First of all, I'd like to say thank you for reading my blog and for the feedback. I really appreciate having this excuse to get out and be more involved in the community I love. This is good writing practice, you give me that opportunity, and I thank you.
You've just been palanca'd!
I suspect churches are at their most crowded this time of year, Christmas only a couple days off. If you plan on going to the 10:45 mass at St. William, 440 N. Moreland Blvd., this Sunday morning the 23rd, make sure to leave plenty early if you want to find a seat. Milwaukee Archdiocese's newest auxiliary bishop, Bishop-elect William P. Callahan, was ordained yesterday and will celebrate his first mass as bishop at St. William. As the new bishop's name is William and ours is the only parish in the Archdiocese named St. William, Father Leonard invited him and he accepted.
I'm not kidding. If you want to find parking or a seat don't leave home a couple minutes before mass like I usually do. And that goes for Christmas also.
I've often felt that one of the best ways to get to know someone comes when it's too late. In the past I've mentioned savoring every word when it's a writer's final column, or a TV or radio personality's last show. Just when I think I know someone well enough, they surprise me by retiring or moving on, and it's only then that we discover fully the interesting person they really are.

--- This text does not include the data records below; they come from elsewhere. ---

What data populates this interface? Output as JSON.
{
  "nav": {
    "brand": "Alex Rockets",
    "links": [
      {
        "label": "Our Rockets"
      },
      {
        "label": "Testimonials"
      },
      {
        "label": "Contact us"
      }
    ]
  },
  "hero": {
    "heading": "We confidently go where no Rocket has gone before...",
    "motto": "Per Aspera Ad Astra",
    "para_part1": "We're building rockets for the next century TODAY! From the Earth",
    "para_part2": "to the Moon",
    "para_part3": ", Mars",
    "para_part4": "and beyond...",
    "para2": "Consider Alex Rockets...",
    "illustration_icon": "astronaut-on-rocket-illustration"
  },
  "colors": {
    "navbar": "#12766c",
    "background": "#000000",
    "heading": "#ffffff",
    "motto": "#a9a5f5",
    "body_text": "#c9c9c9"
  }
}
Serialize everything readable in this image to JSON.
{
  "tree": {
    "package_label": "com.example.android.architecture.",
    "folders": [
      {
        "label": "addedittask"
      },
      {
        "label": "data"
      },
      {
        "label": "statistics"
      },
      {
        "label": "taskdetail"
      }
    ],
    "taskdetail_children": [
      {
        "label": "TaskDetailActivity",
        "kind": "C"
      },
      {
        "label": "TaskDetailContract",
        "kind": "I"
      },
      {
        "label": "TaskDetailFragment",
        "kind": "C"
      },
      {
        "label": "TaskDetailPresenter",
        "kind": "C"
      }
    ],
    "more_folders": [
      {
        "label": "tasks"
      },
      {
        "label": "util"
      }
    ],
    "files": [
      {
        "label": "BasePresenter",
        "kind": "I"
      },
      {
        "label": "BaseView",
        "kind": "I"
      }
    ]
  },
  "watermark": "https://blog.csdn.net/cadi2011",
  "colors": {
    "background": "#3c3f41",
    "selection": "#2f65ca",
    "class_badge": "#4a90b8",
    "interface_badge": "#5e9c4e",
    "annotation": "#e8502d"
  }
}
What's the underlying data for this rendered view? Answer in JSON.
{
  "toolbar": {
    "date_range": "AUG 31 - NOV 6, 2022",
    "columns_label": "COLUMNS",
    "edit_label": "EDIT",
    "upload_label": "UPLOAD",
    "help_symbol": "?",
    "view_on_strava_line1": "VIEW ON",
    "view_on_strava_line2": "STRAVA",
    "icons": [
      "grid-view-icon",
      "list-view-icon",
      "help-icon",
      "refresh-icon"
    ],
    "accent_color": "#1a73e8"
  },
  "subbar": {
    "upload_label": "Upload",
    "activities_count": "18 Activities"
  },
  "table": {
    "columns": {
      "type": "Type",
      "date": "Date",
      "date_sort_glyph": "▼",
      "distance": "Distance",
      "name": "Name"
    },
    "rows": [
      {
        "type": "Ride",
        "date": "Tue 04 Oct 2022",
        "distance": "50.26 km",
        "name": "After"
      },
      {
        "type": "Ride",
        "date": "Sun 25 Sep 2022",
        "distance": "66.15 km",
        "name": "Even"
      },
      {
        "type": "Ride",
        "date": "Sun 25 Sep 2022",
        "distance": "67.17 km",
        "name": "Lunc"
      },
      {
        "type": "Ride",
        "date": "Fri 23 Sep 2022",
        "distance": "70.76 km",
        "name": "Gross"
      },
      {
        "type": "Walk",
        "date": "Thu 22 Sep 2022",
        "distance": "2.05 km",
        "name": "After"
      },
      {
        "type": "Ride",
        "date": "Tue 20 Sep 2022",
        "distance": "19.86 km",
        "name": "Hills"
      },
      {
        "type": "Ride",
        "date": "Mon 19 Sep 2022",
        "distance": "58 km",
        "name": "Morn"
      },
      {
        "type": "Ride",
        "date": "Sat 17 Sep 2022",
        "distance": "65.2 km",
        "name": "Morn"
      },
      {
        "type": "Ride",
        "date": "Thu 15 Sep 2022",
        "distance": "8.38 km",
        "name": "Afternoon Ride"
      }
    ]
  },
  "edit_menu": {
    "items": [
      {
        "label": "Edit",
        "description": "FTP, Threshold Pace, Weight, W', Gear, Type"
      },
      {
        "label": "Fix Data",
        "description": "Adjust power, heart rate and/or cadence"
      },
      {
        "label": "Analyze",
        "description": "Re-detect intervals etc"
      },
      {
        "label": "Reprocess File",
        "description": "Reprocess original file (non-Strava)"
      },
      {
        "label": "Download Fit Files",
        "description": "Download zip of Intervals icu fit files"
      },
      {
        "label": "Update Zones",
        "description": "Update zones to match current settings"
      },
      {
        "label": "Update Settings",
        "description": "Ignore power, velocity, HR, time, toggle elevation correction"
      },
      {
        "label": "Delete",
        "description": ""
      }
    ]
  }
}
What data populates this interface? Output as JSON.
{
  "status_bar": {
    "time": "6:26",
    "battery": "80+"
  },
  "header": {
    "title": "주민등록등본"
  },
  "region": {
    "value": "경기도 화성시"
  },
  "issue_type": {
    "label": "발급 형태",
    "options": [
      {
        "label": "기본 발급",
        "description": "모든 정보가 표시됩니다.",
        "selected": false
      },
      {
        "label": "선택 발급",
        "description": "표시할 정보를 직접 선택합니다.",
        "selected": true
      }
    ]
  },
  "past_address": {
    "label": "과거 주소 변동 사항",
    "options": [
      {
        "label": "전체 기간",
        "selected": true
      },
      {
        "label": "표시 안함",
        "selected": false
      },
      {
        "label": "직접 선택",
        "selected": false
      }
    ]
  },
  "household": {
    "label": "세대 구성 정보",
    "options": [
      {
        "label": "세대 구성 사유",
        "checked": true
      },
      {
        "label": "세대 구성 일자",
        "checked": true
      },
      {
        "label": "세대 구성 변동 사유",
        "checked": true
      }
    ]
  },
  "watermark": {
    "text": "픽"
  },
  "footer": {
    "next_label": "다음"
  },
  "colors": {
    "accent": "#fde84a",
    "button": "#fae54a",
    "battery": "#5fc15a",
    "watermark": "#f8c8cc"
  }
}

No where is this more true than in the passing of Marty Frank last week. Up until he died Tuesday, the most I knew of him was that he was the first president of Waukesha State Bank to not be a member of the Taylor family. Through a three column, 52" long death notice - with a full 8" devoted to service organizations he belonged to or presided over - and a front page Freeman story Saturday, I learned that this was the gentleman I should aspire to be; a kind, dedicated, devoted friend and family man.
Say what you will about all the shoveling, slippery roads and walks, but you have to admit yesterday's snow was beautiful. There was no controversy over closing schools. The main roads weren't too bad, the snow not too heavy. It wasn't too cold and wasn't blowing. It was perfect snowman weather and quite a few have been added to the neighborhood population.
This entry is a mixture of this and that. Kind of like the weather.
Mother Nature reads my blog?
Dug the cross country skis out to get a better look at the hoarfrost, or whatever it is, that covered every needle and twig today. Had such a good time at Retzer yesterday that I decided to do it again. I covered the same territory and trails as yesterday but had even more fun on skis.
As much fun as it was silently gliding through new snow, the best reward came when I was able to help someone who was lost. It was about 20 minutes till sundown and I was close to the woods after completing the outer hiking loop when I met him. A small boy of maybe 8 or 9 was heading south, alone, away from the woods. I looked around, knew he wasn't walking toward anyone because I just came from that direction. I didn't know if he couldn't talk because he was bundled up so tightly, or because he knew he wasn't supposed to talk to strangers. At any rate, he kept walking and wouldn't answer my questions, though I did hear him whimpering just a little. However, he was smart enough to change direction when I told him to not keep walking in that direction.